Source data

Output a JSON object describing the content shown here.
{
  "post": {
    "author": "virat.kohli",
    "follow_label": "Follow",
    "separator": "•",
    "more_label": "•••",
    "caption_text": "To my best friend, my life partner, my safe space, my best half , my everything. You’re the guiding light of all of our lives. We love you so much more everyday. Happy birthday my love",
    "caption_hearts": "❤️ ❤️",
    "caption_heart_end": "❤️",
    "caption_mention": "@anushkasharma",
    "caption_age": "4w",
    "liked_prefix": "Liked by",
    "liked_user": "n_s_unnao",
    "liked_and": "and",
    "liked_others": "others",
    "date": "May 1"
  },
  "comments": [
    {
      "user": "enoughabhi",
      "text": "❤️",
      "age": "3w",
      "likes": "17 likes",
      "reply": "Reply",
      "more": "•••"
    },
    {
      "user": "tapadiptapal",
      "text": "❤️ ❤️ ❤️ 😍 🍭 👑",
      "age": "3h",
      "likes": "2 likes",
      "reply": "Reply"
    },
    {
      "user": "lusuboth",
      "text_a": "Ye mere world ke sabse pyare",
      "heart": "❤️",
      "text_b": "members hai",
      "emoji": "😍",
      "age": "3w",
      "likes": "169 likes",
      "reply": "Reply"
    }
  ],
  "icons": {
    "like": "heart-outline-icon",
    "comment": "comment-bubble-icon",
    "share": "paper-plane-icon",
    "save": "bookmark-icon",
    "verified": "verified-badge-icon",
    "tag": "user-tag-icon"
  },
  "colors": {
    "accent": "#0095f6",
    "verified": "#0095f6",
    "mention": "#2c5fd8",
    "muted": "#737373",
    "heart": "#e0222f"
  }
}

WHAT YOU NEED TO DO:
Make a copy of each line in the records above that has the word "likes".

WRITTEN ANSWER:
      "likes": "17 likes",
      "likes": "2 likes",
      "likes": "169 likes",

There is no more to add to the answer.